Simcha of Sukkos The Mishna in Taanis says that there were no greater Yamim Tovim for Klal Yisrael like Tu B’Av and Yom Ha’Kippurim. The simcha of Yom Kippur is, of course, the fact that we are forgiven for our sins. All of our aveiros are wiped away. Regarding Tu B’Av, there are mefarshim who explain that the great simcha was the fact that, because they were finished with the undertaking of supplying wood for the Beis Ha’Mikdash, that could go back to learning Torah. B’derech tzachus u’melitzah it is possible to say that it is both these elements that infuse Sukkos with such great joy. On the one hand, it is the time when we rejoice over the mechilas avonos that was granted to us on Yom Kippur. And, in addition to that, we are through with the heavy involvement of preparing all the mitzvos that takes place during the four days between Yom Kippur and Sukkos and are thus free to return to our learning.
(From Reb Avrohom Twersky)
כי לבי שמח בכל עמלי קהלת ב:י, שכרה של תורה פסיקתא זוטרתא שם
The third quality is Ha’Kadosh Baruch Hu’s relationship to the Torah. It is described in Kesuvim: (Mishlei 8, 30) “and I was [His] delight every day”. The Torah is Hashem’s delight.
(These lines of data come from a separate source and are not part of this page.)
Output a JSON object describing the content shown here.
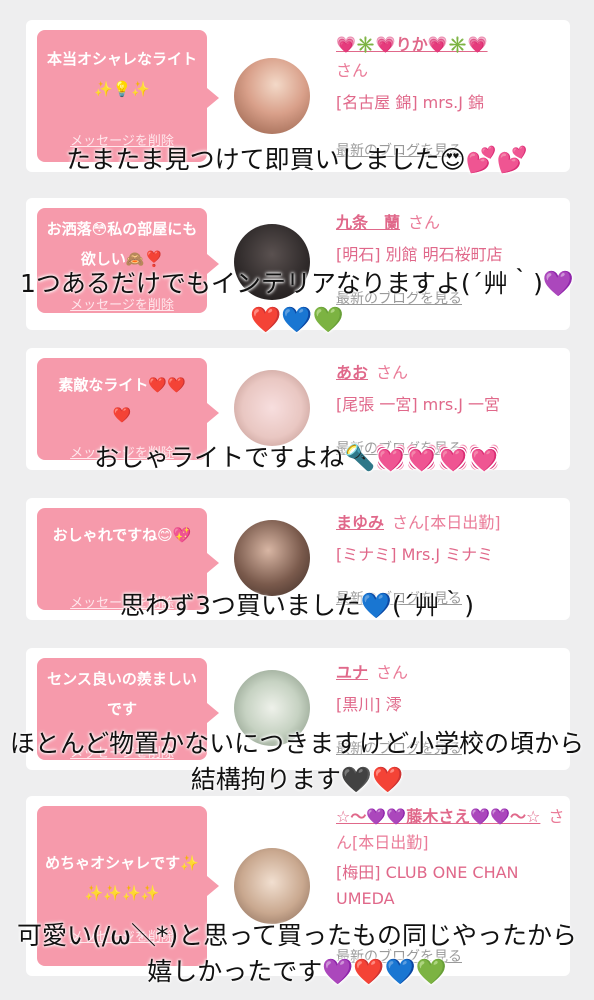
{
  "cards": [
    {
      "bubble_text": "本当オシャレなライト✨💡✨",
      "delete_label": "メッセージを削除",
      "name": "💗✳️💗りか💗✳️💗",
      "name_suffix": "さん",
      "shop": "[名古屋 錦] mrs.J 錦",
      "blog_label": "最新のブログを見る",
      "avatar_color": "#d9a08a"
    },
    {
      "bubble_text": "お洒落😳私の部屋にも欲しい🙈❣️",
      "delete_label": "メッセージを削除",
      "name": "九条　蘭",
      "name_suffix": "さん",
      "shop": "[明石] 別館 明石桜町店",
      "blog_label": "最新のブログを見る",
      "avatar_color": "#3a3433"
    },
    {
      "bubble_text": "素敵なライト❤️❤️❤️",
      "delete_label": "メッセージを削除",
      "name": "あお",
      "name_suffix": "さん",
      "shop": "[尾張 一宮] mrs.J 一宮",
      "blog_label": "最新のブログを見る",
      "avatar_color": "#e9c7c2"
    },
    {
      "bubble_text": "おしゃれですね😊💖",
      "delete_label": "メッセージを削除",
      "name": "まゆみ",
      "name_suffix": "さん[本日出勤]",
      "shop": "[ミナミ] Mrs.J ミナミ",
      "blog_label": "最新のブログを見る",
      "avatar_color": "#7a5a4c"
    },
    {
      "bubble_text": "センス良いの羨ましいです",
      "delete_label": "メッセージを削除",
      "name": "ユナ",
      "name_suffix": "さん",
      "shop": "[黒川] 澪",
      "blog_label": "最新のブログを見る",
      "avatar_color": "#c6d2c2"
    },
    {
      "bubble_text": "めちゃオシャレです✨✨✨✨✨",
      "delete_label": "メッセージを削除",
      "name": "☆〜💜💜藤木さえ💜💜〜☆",
      "name_suffix": "さん[本日出勤]",
      "shop": "[梅田] CLUB ONE CHAN UMEDA",
      "blog_label": "最新のブログを見る",
      "avatar_color": "#c9a88f"
    }
  ],
  "comments": [
    "たまたま見つけて即買いしました😍💕💕",
    "1つあるだけでもインテリアなりますよ(´艸｀)💜❤️💙💚",
    "おしゃライトですよね🔦💓💓💓💓",
    "思わず3つ買いました💙(´艸｀)",
    "ほとんど物置かないにつきますけど小学校の頃から結構拘ります🖤❤️",
    "可愛い(/ω＼*)と思って買ったもの同じやったから嬉しかったです💜❤️💙💚"
  ],
  "colors": {
    "page_bg": "#eeeeef",
    "bubble": "#f69aab",
    "accent": "#e0688a"
  }
}
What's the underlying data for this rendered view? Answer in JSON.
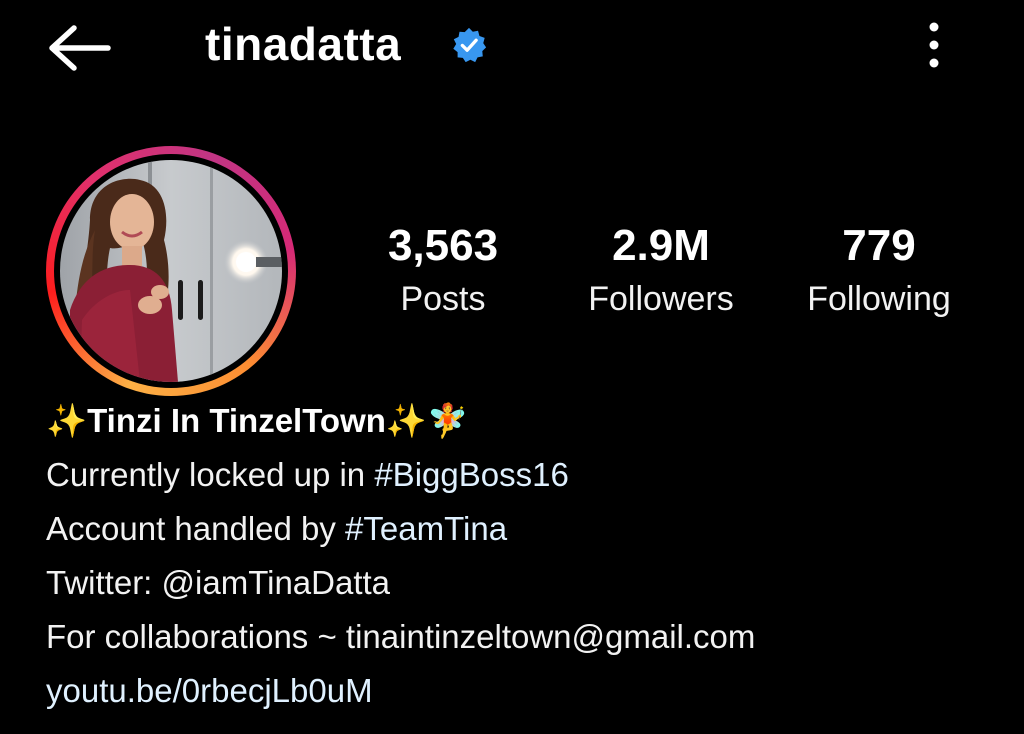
{
  "header": {
    "username": "tinadatta",
    "verified": true,
    "back_icon": "arrow-left-icon",
    "more_icon": "vertical-dots-icon"
  },
  "profile": {
    "avatar_ring_colors": [
      "#fcb045",
      "#fd1d1d",
      "#e1306c",
      "#c13584"
    ]
  },
  "stats": {
    "posts": {
      "value": "3,563",
      "label": "Posts"
    },
    "followers": {
      "value": "2.9M",
      "label": "Followers"
    },
    "following": {
      "value": "779",
      "label": "Following"
    }
  },
  "bio": {
    "name_line": {
      "prefix_emoji": "✨",
      "name": "Tinzi In TinzelTown",
      "suffix_emoji": "✨🧚"
    },
    "line2": {
      "text": "Currently locked up in ",
      "hashtag": "#BiggBoss16"
    },
    "line3": {
      "text": "Account handled by ",
      "hashtag": "#TeamTina"
    },
    "line4": {
      "text": "Twitter: @iamTinaDatta"
    },
    "line5": {
      "text": "For collaborations ~ tinaintinzeltown@gmail.com"
    },
    "link": "youtu.be/0rbecjLb0uM"
  },
  "colors": {
    "background": "#000000",
    "text": "#ffffff",
    "verified_badge": "#3897f0",
    "link": "#e0f1ff"
  }
}
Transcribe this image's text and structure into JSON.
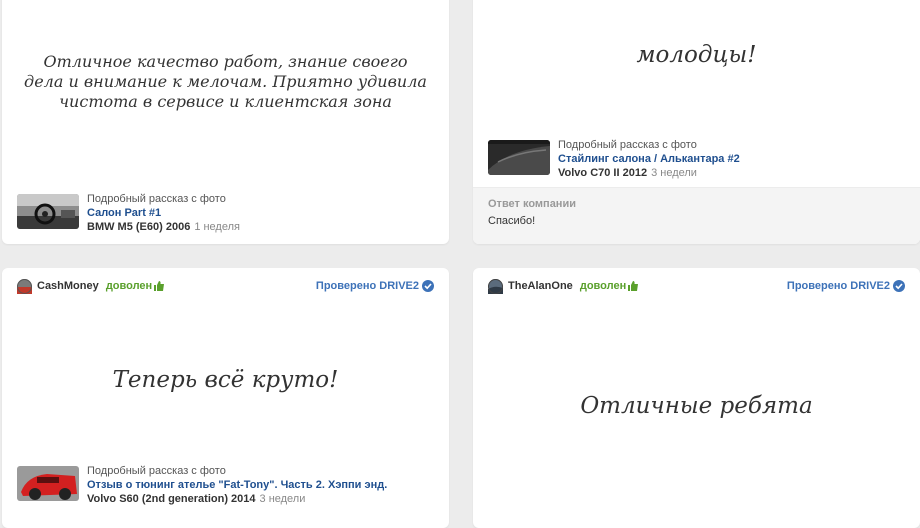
{
  "reviews": [
    {
      "quote": "Отличное качество работ, знание своего дела и внимание к мелочам. Приятно удивила чистота в сервисе и клиентская зона",
      "story": {
        "caption": "Подробный рассказ с фото",
        "title": "Салон Part #1",
        "car": "BMW M5 (E60) 2006",
        "time": "1 неделя"
      }
    },
    {
      "quote": "молодцы!",
      "story": {
        "caption": "Подробный рассказ с фото",
        "title": "Стайлинг салона / Алькантара #2",
        "car": "Volvo C70 II 2012",
        "time": "3 недели"
      },
      "reply": {
        "label": "Ответ компании",
        "text": "Спасибо!"
      }
    },
    {
      "user": "CashMoney",
      "status": "доволен",
      "verified": "Проверено DRIVE2",
      "quote": "Теперь всё круто!",
      "story": {
        "caption": "Подробный рассказ с фото",
        "title": "Отзыв о тюнинг ателье \"Fat-Tony\". Часть 2. Хэппи энд.",
        "car": "Volvo S60 (2nd generation) 2014",
        "time": "3 недели"
      }
    },
    {
      "user": "TheAlanOne",
      "status": "доволен",
      "verified": "Проверено DRIVE2",
      "quote": "Отличные ребята"
    }
  ],
  "colors": {
    "link": "#1f4f8f",
    "status": "#5aa02c",
    "verified": "#3d72b8",
    "background": "#ececec"
  },
  "icons": [
    "thumbs-up-icon",
    "verified-check-icon"
  ]
}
For an individual’s learning to be a source of blessing and influence others – as the pasuk says, “my words shall flow as dew” – the Torah must be for him as it is for Ha’Kadosh Baruch Hu. A delight. As the pasuk says, ” And I shall engage in Your commandments, which I love”. For Mori v’Rabi, my grandfather, Torah was the ultimate delight. His joy with the Torah was boundless, and he shared that happiness with others. His simchas Ha’Torah was contagious and organically passed on to his students and those who listened to his shiurim. (Adapted from a hesped written about his grandfather, Rav Yosef Dov Soloveitchik zt”l)
“The avodah of Sukkos is to be happy the entire Yomtov. Just be happy, that is all you have to do…It can be a difficult avodah!”
Once, during a seudah on Sukkos, Rav Twersky shared an idea from the Arizal regarding the significance of the minimum shiur of a Sukkah being two walls and one tefach. The two walls symbolize the upper arm and the forearm, and the tefach symbolizes the hand. This is representative of Hashem wrapping His arm around us, kavayachol, as one does to a close friend. I could not help but feel that Rav Twersky wasn’t just saying the words, but that he truly experienced them; that he could really feel Hashem’s loving embrace. (Reb Ari Linder)